Your instructions
In these entries, tally the lines where "placeholder" occurs. Respond with only the count.

Excerpts from an interface dataset
[Start of Attachment]

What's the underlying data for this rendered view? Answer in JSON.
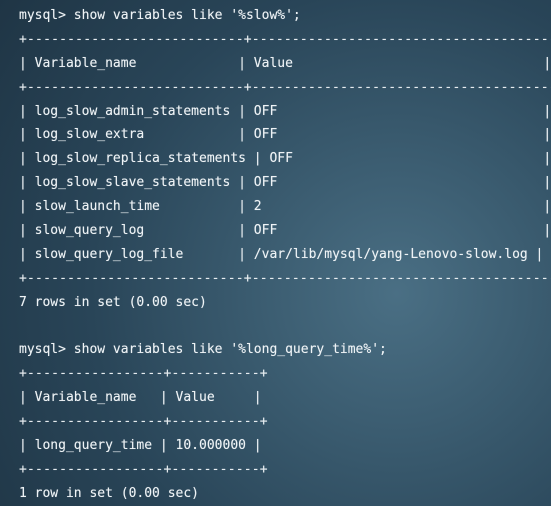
{
  "terminal": {
    "lines": [
      "mysql> show variables like '%slow%';",
      "+---------------------------+--------------------------------------+",
      "| Variable_name             | Value                                |",
      "+---------------------------+--------------------------------------+",
      "| log_slow_admin_statements | OFF                                  |",
      "| log_slow_extra            | OFF                                  |",
      "| log_slow_replica_statements | OFF                                |",
      "| log_slow_slave_statements | OFF                                  |",
      "| slow_launch_time          | 2                                    |",
      "| slow_query_log            | OFF                                  |",
      "| slow_query_log_file       | /var/lib/mysql/yang-Lenovo-slow.log |",
      "+---------------------------+--------------------------------------+",
      "7 rows in set (0.00 sec)",
      "",
      "mysql> show variables like '%long_query_time%';",
      "+-----------------+-----------+",
      "| Variable_name   | Value     |",
      "+-----------------+-----------+",
      "| long_query_time | 10.000000 |",
      "+-----------------+-----------+",
      "1 row in set (0.00 sec)"
    ]
  }
}
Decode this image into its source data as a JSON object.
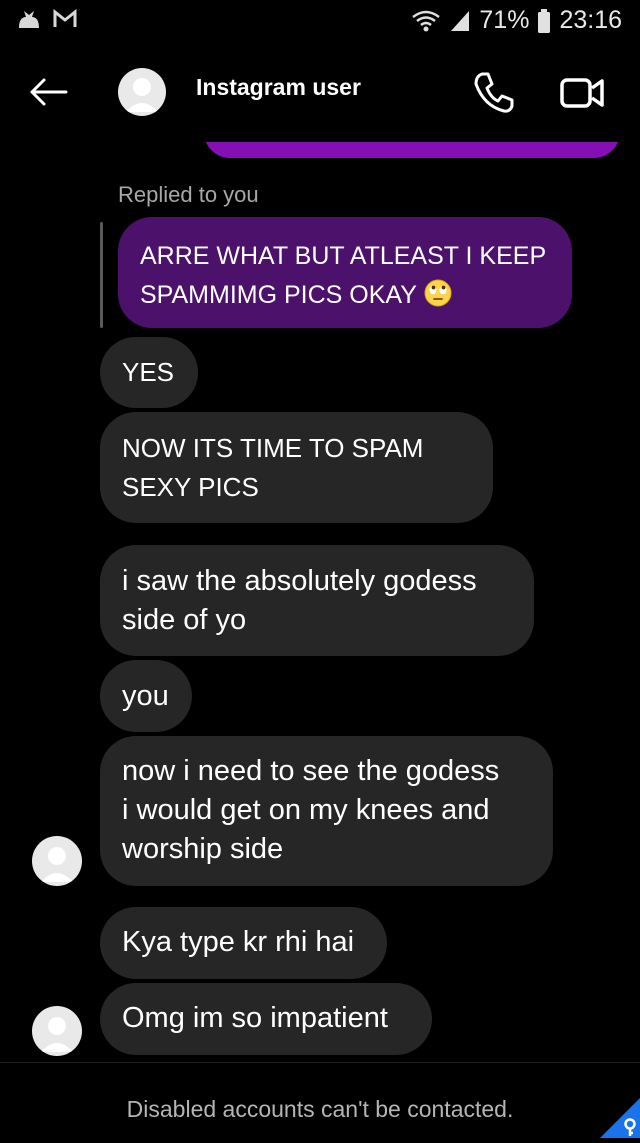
{
  "status_bar": {
    "notification_icons": [
      "cat-icon",
      "gmail-icon"
    ],
    "battery_percent": "71%",
    "time": "23:16"
  },
  "header": {
    "title": "Instagram user",
    "icons": [
      "back-arrow-icon",
      "avatar-icon",
      "phone-icon",
      "video-camera-icon"
    ]
  },
  "conversation": {
    "reply_label": "Replied to you",
    "replied_message": {
      "line1": "ARRE WHAT BUT ATLEAST I KEEP",
      "line2": "SPAMMIMG PICS OKAY",
      "emoji": "eye-roll-emoji"
    },
    "messages": [
      {
        "lines": [
          "YES"
        ]
      },
      {
        "lines": [
          "NOW ITS TIME TO SPAM",
          "SEXY PICS"
        ]
      },
      {
        "lines": [
          "i saw the absolutely godess",
          "side of yo"
        ]
      },
      {
        "lines": [
          "you"
        ]
      },
      {
        "lines": [
          "now i need to see the godess",
          "i would get on my knees and",
          "worship side"
        ]
      },
      {
        "lines": [
          "Kya type kr rhi hai"
        ]
      },
      {
        "lines": [
          "Omg im so impatient"
        ]
      }
    ]
  },
  "footer": {
    "notice": "Disabled accounts can't be contacted."
  },
  "colors": {
    "background": "#000000",
    "incoming_bubble": "#262626",
    "outgoing_bubble": "#4c126b",
    "accent_purple": "#8410b5",
    "badge": "#1a73e8"
  }
}
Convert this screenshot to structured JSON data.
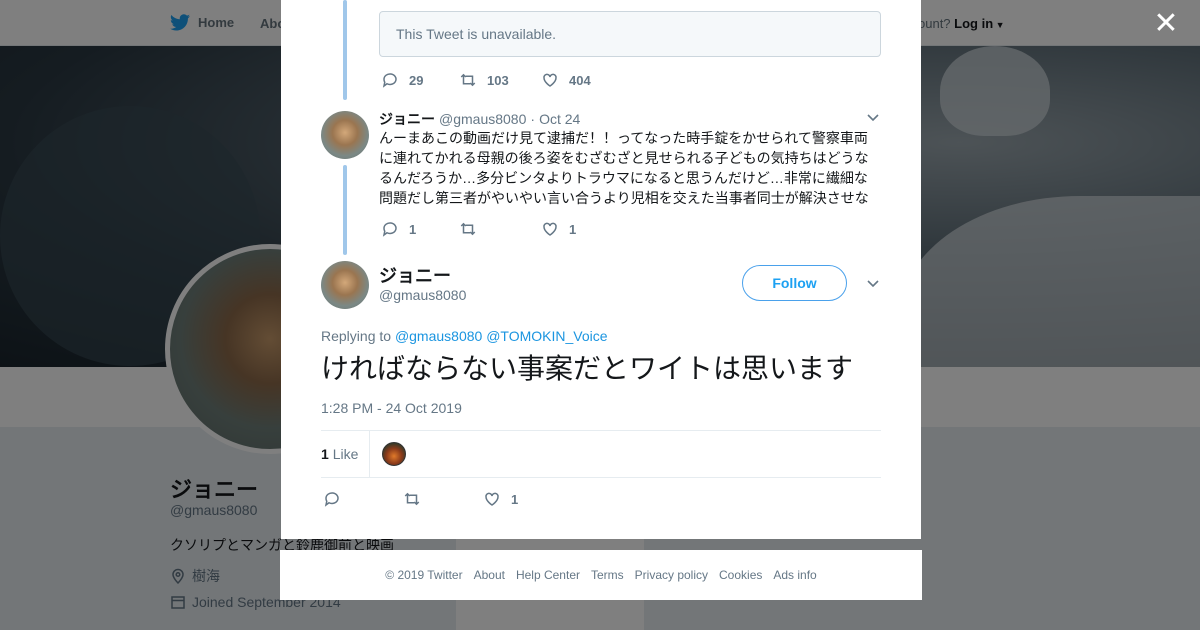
{
  "nav": {
    "home": "Home",
    "about": "Abo",
    "account_prompt": "ccount?",
    "login": "Log in"
  },
  "profile": {
    "name": "ジョニー",
    "handle": "@gmaus8080",
    "bio": "クソリプとマンガと鈴鹿御前と映画",
    "location": "樹海",
    "joined": "Joined September 2014"
  },
  "thread": {
    "unavailable_text": "This Tweet is unavailable.",
    "unavailable_actions": {
      "replies": "29",
      "retweets": "103",
      "likes": "404"
    },
    "reply": {
      "name": "ジョニー",
      "handle": "@gmaus8080",
      "separator": "·",
      "date": "Oct 24",
      "text": "んーまあこの動画だけ見て逮捕だ！！ってなった時手錠をかせられて警察車両\nに連れてかれる母親の後ろ姿をむざむざと見せられる子どもの気持ちはどうな\nるんだろうか…多分ビンタよりトラウマになると思うんだけど…非常に繊細な\n問題だし第三者がやいやい言い合うより児相を交えた当事者同士が解決させな",
      "replies": "1",
      "retweets": "",
      "likes": "1"
    }
  },
  "main_tweet": {
    "name": "ジョニー",
    "handle": "@gmaus8080",
    "follow_label": "Follow",
    "replying_prefix": "Replying to",
    "replying_to_1": "@gmaus8080",
    "replying_to_2": "@TOMOKIN_Voice",
    "text": "ければならない事案だとワイトは思います",
    "timestamp": "1:28 PM - 24 Oct 2019",
    "like_count": "1",
    "like_label": "Like",
    "actions": {
      "replies": "",
      "retweets": "",
      "likes": "1"
    }
  },
  "footer": [
    "© 2019 Twitter",
    "About",
    "Help Center",
    "Terms",
    "Privacy policy",
    "Cookies",
    "Ads info"
  ],
  "colors": {
    "accent": "#1da1f2",
    "thread_line": "#a0c7ea",
    "muted": "#657786"
  }
}
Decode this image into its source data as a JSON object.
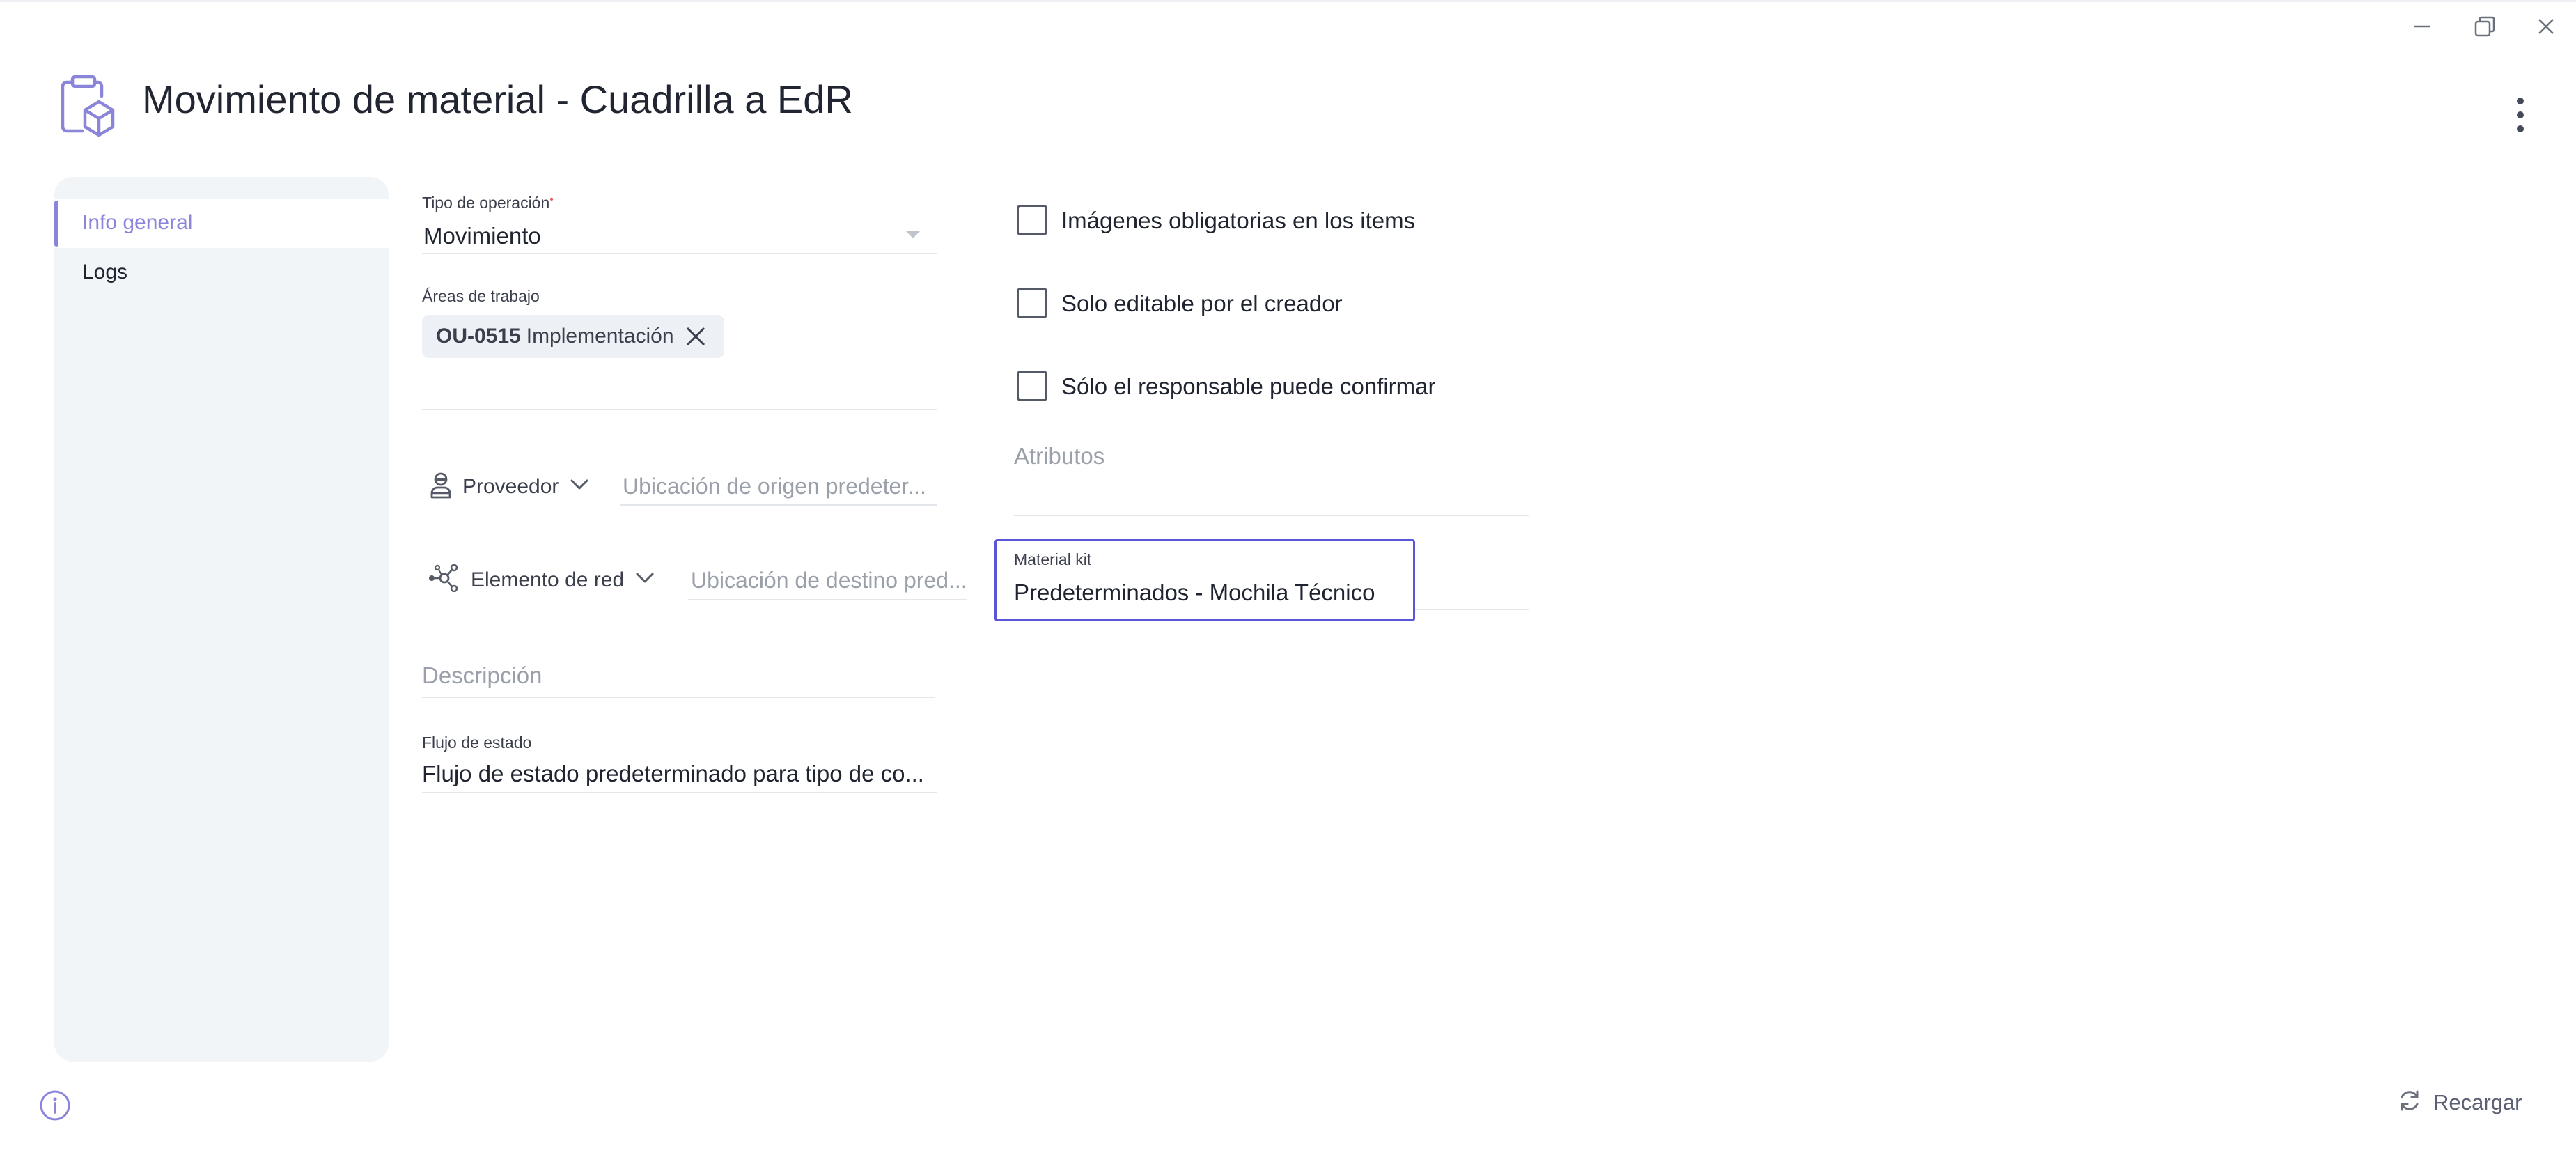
{
  "window": {
    "controls": [
      "minimize-icon",
      "restore-icon",
      "close-icon"
    ]
  },
  "header": {
    "title": "Movimiento de material - Cuadrilla a EdR",
    "icon": "package-clipboard-icon",
    "menu_icon": "kebab-menu-icon"
  },
  "sidebar": {
    "items": [
      {
        "label": "Info general",
        "active": true
      },
      {
        "label": "Logs",
        "active": false
      }
    ]
  },
  "form": {
    "tipo_operacion": {
      "label": "Tipo de operación",
      "required_mark": "•",
      "value": "Movimiento"
    },
    "areas_trabajo": {
      "label": "Áreas de trabajo",
      "chip_code": "OU-0515",
      "chip_name": "Implementación"
    },
    "origen": {
      "type_label": "Proveedor",
      "placeholder": "Ubicación de origen predeter..."
    },
    "destino": {
      "type_label": "Elemento de red",
      "placeholder": "Ubicación de destino pred..."
    },
    "descripcion": {
      "placeholder": "Descripción"
    },
    "flujo_estado": {
      "label": "Flujo de estado",
      "value": "Flujo de estado predeterminado para tipo de co..."
    },
    "checkboxes": [
      {
        "label": "Imágenes obligatorias en los items",
        "checked": false
      },
      {
        "label": "Solo editable por el creador",
        "checked": false
      },
      {
        "label": "Sólo el responsable puede confirmar",
        "checked": false
      }
    ],
    "atributos": {
      "placeholder": "Atributos"
    },
    "material_kit": {
      "label": "Material kit",
      "value": "Predeterminados - Mochila Técnico"
    }
  },
  "footer": {
    "info_icon": "info-icon",
    "reload_label": "Recargar"
  },
  "colors": {
    "accent": "#8a85d8",
    "focus": "#5b56d6",
    "sidebar_bg": "#f2f5f8"
  }
}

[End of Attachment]

Finished task
4